** Opening PROVIDED RECORDS block **
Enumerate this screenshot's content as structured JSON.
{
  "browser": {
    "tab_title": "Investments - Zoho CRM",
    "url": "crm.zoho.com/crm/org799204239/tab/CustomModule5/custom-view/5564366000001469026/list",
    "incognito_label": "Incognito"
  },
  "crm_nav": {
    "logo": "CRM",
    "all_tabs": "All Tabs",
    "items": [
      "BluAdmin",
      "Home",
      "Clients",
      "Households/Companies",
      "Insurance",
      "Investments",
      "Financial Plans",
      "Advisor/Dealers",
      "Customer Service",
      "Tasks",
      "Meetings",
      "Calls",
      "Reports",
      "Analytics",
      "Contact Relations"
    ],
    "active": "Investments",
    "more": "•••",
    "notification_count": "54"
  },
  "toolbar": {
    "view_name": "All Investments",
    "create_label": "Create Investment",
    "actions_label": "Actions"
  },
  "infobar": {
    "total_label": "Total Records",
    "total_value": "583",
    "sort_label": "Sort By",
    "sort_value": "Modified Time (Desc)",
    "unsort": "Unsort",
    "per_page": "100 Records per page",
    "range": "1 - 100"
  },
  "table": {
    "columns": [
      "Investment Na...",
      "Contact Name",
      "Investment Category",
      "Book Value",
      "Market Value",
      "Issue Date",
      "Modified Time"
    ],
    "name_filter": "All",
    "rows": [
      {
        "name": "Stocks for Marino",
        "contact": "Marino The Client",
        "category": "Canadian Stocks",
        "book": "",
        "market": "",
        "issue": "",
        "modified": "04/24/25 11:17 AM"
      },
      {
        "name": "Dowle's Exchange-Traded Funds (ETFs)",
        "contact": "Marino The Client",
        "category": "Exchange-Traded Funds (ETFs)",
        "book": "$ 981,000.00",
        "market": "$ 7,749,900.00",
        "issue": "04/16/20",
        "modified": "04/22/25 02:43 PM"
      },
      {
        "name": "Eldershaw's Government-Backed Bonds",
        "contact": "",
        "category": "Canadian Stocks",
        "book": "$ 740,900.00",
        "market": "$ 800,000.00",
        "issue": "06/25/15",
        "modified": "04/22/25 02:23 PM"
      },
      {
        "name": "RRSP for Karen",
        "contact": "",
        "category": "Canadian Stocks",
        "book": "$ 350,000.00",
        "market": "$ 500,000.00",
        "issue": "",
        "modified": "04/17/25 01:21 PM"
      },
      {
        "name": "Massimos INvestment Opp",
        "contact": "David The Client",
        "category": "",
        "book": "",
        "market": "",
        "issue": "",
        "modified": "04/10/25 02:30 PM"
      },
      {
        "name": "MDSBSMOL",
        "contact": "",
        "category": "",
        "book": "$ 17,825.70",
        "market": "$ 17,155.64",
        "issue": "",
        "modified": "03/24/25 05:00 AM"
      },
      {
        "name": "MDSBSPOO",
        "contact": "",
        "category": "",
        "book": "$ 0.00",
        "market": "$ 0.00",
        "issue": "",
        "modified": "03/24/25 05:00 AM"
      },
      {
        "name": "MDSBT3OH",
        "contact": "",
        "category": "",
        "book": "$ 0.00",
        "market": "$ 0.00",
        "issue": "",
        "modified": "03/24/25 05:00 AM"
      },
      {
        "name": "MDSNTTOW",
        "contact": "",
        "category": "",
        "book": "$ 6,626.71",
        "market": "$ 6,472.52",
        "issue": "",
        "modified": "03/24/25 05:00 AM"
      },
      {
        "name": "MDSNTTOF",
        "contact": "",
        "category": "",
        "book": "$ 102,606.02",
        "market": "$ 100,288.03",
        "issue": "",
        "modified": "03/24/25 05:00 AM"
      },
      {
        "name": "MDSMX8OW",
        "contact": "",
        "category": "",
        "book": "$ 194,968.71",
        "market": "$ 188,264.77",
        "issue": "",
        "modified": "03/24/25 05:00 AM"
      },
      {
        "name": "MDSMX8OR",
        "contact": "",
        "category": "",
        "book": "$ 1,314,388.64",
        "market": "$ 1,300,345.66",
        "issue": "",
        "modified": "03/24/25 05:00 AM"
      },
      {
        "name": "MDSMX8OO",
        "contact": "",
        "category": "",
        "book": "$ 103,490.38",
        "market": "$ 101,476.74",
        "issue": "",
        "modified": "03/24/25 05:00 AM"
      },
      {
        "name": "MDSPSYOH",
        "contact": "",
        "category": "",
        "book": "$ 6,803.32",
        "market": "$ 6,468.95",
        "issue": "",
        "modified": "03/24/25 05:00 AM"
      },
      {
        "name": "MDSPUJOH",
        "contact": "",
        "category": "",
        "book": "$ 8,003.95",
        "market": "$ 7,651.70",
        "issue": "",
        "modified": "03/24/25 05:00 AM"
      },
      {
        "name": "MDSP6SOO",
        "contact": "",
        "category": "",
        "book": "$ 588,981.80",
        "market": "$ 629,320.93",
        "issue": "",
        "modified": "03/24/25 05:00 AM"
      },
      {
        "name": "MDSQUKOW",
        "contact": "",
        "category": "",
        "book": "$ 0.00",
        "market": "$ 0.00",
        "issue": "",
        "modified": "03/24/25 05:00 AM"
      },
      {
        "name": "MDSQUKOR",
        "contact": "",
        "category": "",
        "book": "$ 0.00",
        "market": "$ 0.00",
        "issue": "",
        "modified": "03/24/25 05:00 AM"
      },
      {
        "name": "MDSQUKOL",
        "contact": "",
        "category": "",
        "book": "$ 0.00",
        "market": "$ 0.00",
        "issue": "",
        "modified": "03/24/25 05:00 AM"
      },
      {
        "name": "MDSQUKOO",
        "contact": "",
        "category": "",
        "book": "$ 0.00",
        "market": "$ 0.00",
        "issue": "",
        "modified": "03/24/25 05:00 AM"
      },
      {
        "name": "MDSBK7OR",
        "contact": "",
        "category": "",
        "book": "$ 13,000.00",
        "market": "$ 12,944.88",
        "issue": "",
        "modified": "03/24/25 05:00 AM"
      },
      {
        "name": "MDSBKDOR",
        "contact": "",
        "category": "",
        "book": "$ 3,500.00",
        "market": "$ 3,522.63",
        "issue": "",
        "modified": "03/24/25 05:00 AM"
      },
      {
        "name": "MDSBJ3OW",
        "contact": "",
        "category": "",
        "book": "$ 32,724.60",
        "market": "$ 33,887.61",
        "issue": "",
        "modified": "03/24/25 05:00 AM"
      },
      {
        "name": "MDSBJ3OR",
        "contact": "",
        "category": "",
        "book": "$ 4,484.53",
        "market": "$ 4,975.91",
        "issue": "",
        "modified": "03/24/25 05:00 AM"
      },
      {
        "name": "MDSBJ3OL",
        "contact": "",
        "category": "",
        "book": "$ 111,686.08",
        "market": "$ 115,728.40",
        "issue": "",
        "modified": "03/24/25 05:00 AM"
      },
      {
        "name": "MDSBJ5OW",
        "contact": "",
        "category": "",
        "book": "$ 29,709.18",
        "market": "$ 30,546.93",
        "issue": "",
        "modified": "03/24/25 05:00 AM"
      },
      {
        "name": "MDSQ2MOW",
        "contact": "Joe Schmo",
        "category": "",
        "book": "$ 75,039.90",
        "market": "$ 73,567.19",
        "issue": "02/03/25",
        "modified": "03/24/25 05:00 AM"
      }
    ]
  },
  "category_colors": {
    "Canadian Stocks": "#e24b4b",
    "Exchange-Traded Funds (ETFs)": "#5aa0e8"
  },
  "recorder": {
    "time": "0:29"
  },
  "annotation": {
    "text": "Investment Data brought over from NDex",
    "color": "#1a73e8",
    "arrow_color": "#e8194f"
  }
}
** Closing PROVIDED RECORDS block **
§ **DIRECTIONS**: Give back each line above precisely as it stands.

§ **RESPONSE AREA**:
Enumerate this screenshot's content as structured JSON.
{
  "browser": {
    "tab_title": "Investments - Zoho CRM",
    "url": "crm.zoho.com/crm/org799204239/tab/CustomModule5/custom-view/5564366000001469026/list",
    "incognito_label": "Incognito"
  },
  "crm_nav": {
    "logo": "CRM",
    "all_tabs": "All Tabs",
    "items": [
      "BluAdmin",
      "Home",
      "Clients",
      "Households/Companies",
      "Insurance",
      "Investments",
      "Financial Plans",
      "Advisor/Dealers",
      "Customer Service",
      "Tasks",
      "Meetings",
      "Calls",
      "Reports",
      "Analytics",
      "Contact Relations"
    ],
    "active": "Investments",
    "more": "•••",
    "notification_count": "54"
  },
  "toolbar": {
    "view_name": "All Investments",
    "create_label": "Create Investment",
    "actions_label": "Actions"
  },
  "infobar": {
    "total_label": "Total Records",
    "total_value": "583",
    "sort_label": "Sort By",
    "sort_value": "Modified Time (Desc)",
    "unsort": "Unsort",
    "per_page": "100 Records per page",
    "range": "1 - 100"
  },
  "table": {
    "columns": [
      "Investment Na...",
      "Contact Name",
      "Investment Category",
      "Book Value",
      "Market Value",
      "Issue Date",
      "Modified Time"
    ],
    "name_filter": "All",
    "rows": [
      {
        "name": "Stocks for Marino",
        "contact": "Marino The Client",
        "category": "Canadian Stocks",
        "book": "",
        "market": "",
        "issue": "",
        "modified": "04/24/25 11:17 AM"
      },
      {
        "name": "Dowle's Exchange-Traded Funds (ETFs)",
        "contact": "Marino The Client",
        "category": "Exchange-Traded Funds (ETFs)",
        "book": "$ 981,000.00",
        "market": "$ 7,749,900.00",
        "issue": "04/16/20",
        "modified": "04/22/25 02:43 PM"
      },
      {
        "name": "Eldershaw's Government-Backed Bonds",
        "contact": "",
        "category": "Canadian Stocks",
        "book": "$ 740,900.00",
        "market": "$ 800,000.00",
        "issue": "06/25/15",
        "modified": "04/22/25 02:23 PM"
      },
      {
        "name": "RRSP for Karen",
        "contact": "",
        "category": "Canadian Stocks",
        "book": "$ 350,000.00",
        "market": "$ 500,000.00",
        "issue": "",
        "modified": "04/17/25 01:21 PM"
      },
      {
        "name": "Massimos INvestment Opp",
        "contact": "David The Client",
        "category": "",
        "book": "",
        "market": "",
        "issue": "",
        "modified": "04/10/25 02:30 PM"
      },
      {
        "name": "MDSBSMOL",
        "contact": "",
        "category": "",
        "book": "$ 17,825.70",
        "market": "$ 17,155.64",
        "issue": "",
        "modified": "03/24/25 05:00 AM"
      },
      {
        "name": "MDSBSPOO",
        "contact": "",
        "category": "",
        "book": "$ 0.00",
        "market": "$ 0.00",
        "issue": "",
        "modified": "03/24/25 05:00 AM"
      },
      {
        "name": "MDSBT3OH",
        "contact": "",
        "category": "",
        "book": "$ 0.00",
        "market": "$ 0.00",
        "issue": "",
        "modified": "03/24/25 05:00 AM"
      },
      {
        "name": "MDSNTTOW",
        "contact": "",
        "category": "",
        "book": "$ 6,626.71",
        "market": "$ 6,472.52",
        "issue": "",
        "modified": "03/24/25 05:00 AM"
      },
      {
        "name": "MDSNTTOF",
        "contact": "",
        "category": "",
        "book": "$ 102,606.02",
        "market": "$ 100,288.03",
        "issue": "",
        "modified": "03/24/25 05:00 AM"
      },
      {
        "name": "MDSMX8OW",
        "contact": "",
        "category": "",
        "book": "$ 194,968.71",
        "market": "$ 188,264.77",
        "issue": "",
        "modified": "03/24/25 05:00 AM"
      },
      {
        "name": "MDSMX8OR",
        "contact": "",
        "category": "",
        "book": "$ 1,314,388.64",
        "market": "$ 1,300,345.66",
        "issue": "",
        "modified": "03/24/25 05:00 AM"
      },
      {
        "name": "MDSMX8OO",
        "contact": "",
        "category": "",
        "book": "$ 103,490.38",
        "market": "$ 101,476.74",
        "issue": "",
        "modified": "03/24/25 05:00 AM"
      },
      {
        "name": "MDSPSYOH",
        "contact": "",
        "category": "",
        "book": "$ 6,803.32",
        "market": "$ 6,468.95",
        "issue": "",
        "modified": "03/24/25 05:00 AM"
      },
      {
        "name": "MDSPUJOH",
        "contact": "",
        "category": "",
        "book": "$ 8,003.95",
        "market": "$ 7,651.70",
        "issue": "",
        "modified": "03/24/25 05:00 AM"
      },
      {
        "name": "MDSP6SOO",
        "contact": "",
        "category": "",
        "book": "$ 588,981.80",
        "market": "$ 629,320.93",
        "issue": "",
        "modified": "03/24/25 05:00 AM"
      },
      {
        "name": "MDSQUKOW",
        "contact": "",
        "category": "",
        "book": "$ 0.00",
        "market": "$ 0.00",
        "issue": "",
        "modified": "03/24/25 05:00 AM"
      },
      {
        "name": "MDSQUKOR",
        "contact": "",
        "category": "",
        "book": "$ 0.00",
        "market": "$ 0.00",
        "issue": "",
        "modified": "03/24/25 05:00 AM"
      },
      {
        "name": "MDSQUKOL",
        "contact": "",
        "category": "",
        "book": "$ 0.00",
        "market": "$ 0.00",
        "issue": "",
        "modified": "03/24/25 05:00 AM"
      },
      {
        "name": "MDSQUKOO",
        "contact": "",
        "category": "",
        "book": "$ 0.00",
        "market": "$ 0.00",
        "issue": "",
        "modified": "03/24/25 05:00 AM"
      },
      {
        "name": "MDSBK7OR",
        "contact": "",
        "category": "",
        "book": "$ 13,000.00",
        "market": "$ 12,944.88",
        "issue": "",
        "modified": "03/24/25 05:00 AM"
      },
      {
        "name": "MDSBKDOR",
        "contact": "",
        "category": "",
        "book": "$ 3,500.00",
        "market": "$ 3,522.63",
        "issue": "",
        "modified": "03/24/25 05:00 AM"
      },
      {
        "name": "MDSBJ3OW",
        "contact": "",
        "category": "",
        "book": "$ 32,724.60",
        "market": "$ 33,887.61",
        "issue": "",
        "modified": "03/24/25 05:00 AM"
      },
      {
        "name": "MDSBJ3OR",
        "contact": "",
        "category": "",
        "book": "$ 4,484.53",
        "market": "$ 4,975.91",
        "issue": "",
        "modified": "03/24/25 05:00 AM"
      },
      {
        "name": "MDSBJ3OL",
        "contact": "",
        "category": "",
        "book": "$ 111,686.08",
        "market": "$ 115,728.40",
        "issue": "",
        "modified": "03/24/25 05:00 AM"
      },
      {
        "name": "MDSBJ5OW",
        "contact": "",
        "category": "",
        "book": "$ 29,709.18",
        "market": "$ 30,546.93",
        "issue": "",
        "modified": "03/24/25 05:00 AM"
      },
      {
        "name": "MDSQ2MOW",
        "contact": "Joe Schmo",
        "category": "",
        "book": "$ 75,039.90",
        "market": "$ 73,567.19",
        "issue": "02/03/25",
        "modified": "03/24/25 05:00 AM"
      }
    ]
  },
  "category_colors": {
    "Canadian Stocks": "#e24b4b",
    "Exchange-Traded Funds (ETFs)": "#5aa0e8"
  },
  "recorder": {
    "time": "0:29"
  },
  "annotation": {
    "text": "Investment Data brought over from NDex",
    "color": "#1a73e8",
    "arrow_color": "#e8194f"
  }
}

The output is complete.